Give back the data in full. Leave nothing out.

---+---

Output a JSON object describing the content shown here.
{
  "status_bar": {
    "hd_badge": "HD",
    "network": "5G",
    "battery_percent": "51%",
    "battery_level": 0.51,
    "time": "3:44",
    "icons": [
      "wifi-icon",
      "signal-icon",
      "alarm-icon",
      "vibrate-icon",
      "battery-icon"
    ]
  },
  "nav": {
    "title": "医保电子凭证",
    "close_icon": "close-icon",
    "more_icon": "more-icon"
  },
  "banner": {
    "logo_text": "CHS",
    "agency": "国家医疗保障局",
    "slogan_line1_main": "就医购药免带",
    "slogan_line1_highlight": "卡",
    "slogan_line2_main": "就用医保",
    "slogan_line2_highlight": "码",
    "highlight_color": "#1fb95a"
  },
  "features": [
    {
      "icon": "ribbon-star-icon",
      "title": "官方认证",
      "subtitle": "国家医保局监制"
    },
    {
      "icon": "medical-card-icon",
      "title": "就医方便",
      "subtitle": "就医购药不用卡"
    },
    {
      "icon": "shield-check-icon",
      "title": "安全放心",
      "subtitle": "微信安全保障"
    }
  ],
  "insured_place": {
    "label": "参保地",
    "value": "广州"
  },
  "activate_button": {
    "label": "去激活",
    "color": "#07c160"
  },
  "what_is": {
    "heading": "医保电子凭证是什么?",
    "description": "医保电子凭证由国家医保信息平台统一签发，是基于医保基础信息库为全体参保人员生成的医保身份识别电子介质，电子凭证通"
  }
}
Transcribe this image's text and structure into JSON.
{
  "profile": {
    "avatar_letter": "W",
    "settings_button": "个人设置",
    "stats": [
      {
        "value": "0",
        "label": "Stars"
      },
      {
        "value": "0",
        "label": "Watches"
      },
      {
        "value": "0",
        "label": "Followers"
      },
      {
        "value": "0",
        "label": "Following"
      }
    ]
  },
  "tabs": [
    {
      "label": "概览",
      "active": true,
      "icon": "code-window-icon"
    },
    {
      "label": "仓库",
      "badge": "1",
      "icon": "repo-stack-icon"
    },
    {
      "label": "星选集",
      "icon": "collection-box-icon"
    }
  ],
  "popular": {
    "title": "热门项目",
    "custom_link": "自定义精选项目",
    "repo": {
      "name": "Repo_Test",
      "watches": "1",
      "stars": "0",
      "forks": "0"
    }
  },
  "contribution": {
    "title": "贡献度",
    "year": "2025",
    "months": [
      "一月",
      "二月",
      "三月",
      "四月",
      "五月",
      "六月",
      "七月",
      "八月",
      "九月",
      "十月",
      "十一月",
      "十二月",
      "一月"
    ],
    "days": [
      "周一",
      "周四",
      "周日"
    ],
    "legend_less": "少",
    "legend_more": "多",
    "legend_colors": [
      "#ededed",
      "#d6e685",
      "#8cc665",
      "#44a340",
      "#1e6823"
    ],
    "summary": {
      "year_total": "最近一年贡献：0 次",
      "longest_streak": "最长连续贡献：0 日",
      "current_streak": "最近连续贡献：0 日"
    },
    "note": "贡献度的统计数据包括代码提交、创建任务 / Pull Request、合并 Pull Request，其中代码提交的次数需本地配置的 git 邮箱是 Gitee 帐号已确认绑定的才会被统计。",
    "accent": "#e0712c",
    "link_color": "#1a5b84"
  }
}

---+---

**SOLUTION TO THIS EXERCISE:**
Output a JSON object describing the content shown here.
{
  "status_bar": {
    "hd_badge": "HD",
    "network": "5G",
    "battery_percent": "51%",
    "battery_level": 0.51,
    "time": "3:44",
    "icons": [
      "wifi-icon",
      "signal-icon",
      "alarm-icon",
      "vibrate-icon",
      "battery-icon"
    ]
  },
  "nav": {
    "title": "医保电子凭证",
    "close_icon": "close-icon",
    "more_icon": "more-icon"
  },
  "banner": {
    "logo_text": "CHS",
    "agency": "国家医疗保障局",
    "slogan_line1_main": "就医购药免带",
    "slogan_line1_highlight": "卡",
    "slogan_line2_main": "就用医保",
    "slogan_line2_highlight": "码",
    "highlight_color": "#1fb95a"
  },
  "features": [
    {
      "icon": "ribbon-star-icon",
      "title": "官方认证",
      "subtitle": "国家医保局监制"
    },
    {
      "icon": "medical-card-icon",
      "title": "就医方便",
      "subtitle": "就医购药不用卡"
    },
    {
      "icon": "shield-check-icon",
      "title": "安全放心",
      "subtitle": "微信安全保障"
    }
  ],
  "insured_place": {
    "label": "参保地",
    "value": "广州"
  },
  "activate_button": {
    "label": "去激活",
    "color": "#07c160"
  },
  "what_is": {
    "heading": "医保电子凭证是什么?",
    "description": "医保电子凭证由国家医保信息平台统一签发，是基于医保基础信息库为全体参保人员生成的医保身份识别电子介质，电子凭证通"
  }
}
Transcribe this image's text and structure into JSON.
{
  "profile": {
    "avatar_letter": "W",
    "settings_button": "个人设置",
    "stats": [
      {
        "value": "0",
        "label": "Stars"
      },
      {
        "value": "0",
        "label": "Watches"
      },
      {
        "value": "0",
        "label": "Followers"
      },
      {
        "value": "0",
        "label": "Following"
      }
    ]
  },
  "tabs": [
    {
      "label": "概览",
      "active": true,
      "icon": "code-window-icon"
    },
    {
      "label": "仓库",
      "badge": "1",
      "icon": "repo-stack-icon"
    },
    {
      "label": "星选集",
      "icon": "collection-box-icon"
    }
  ],
  "popular": {
    "title": "热门项目",
    "custom_link": "自定义精选项目",
    "repo": {
      "name": "Repo_Test",
      "watches": "1",
      "stars": "0",
      "forks": "0"
    }
  },
  "contribution": {
    "title": "贡献度",
    "year": "2025",
    "months": [
      "一月",
      "二月",
      "三月",
      "四月",
      "五月",
      "六月",
      "七月",
      "八月",
      "九月",
      "十月",
      "十一月",
      "十二月",
      "一月"
    ],
    "days": [
      "周一",
      "周四",
      "周日"
    ],
    "legend_less": "少",
    "legend_more": "多",
    "legend_colors": [
      "#ededed",
      "#d6e685",
      "#8cc665",
      "#44a340",
      "#1e6823"
    ],
    "summary": {
      "year_total": "最近一年贡献：0 次",
      "longest_streak": "最长连续贡献：0 日",
      "current_streak": "最近连续贡献：0 日"
    },
    "note": "贡献度的统计数据包括代码提交、创建任务 / Pull Request、合并 Pull Request，其中代码提交的次数需本地配置的 git 邮箱是 Gitee 帐号已确认绑定的才会被统计。",
    "accent": "#e0712c",
    "link_color": "#1a5b84"
  }
}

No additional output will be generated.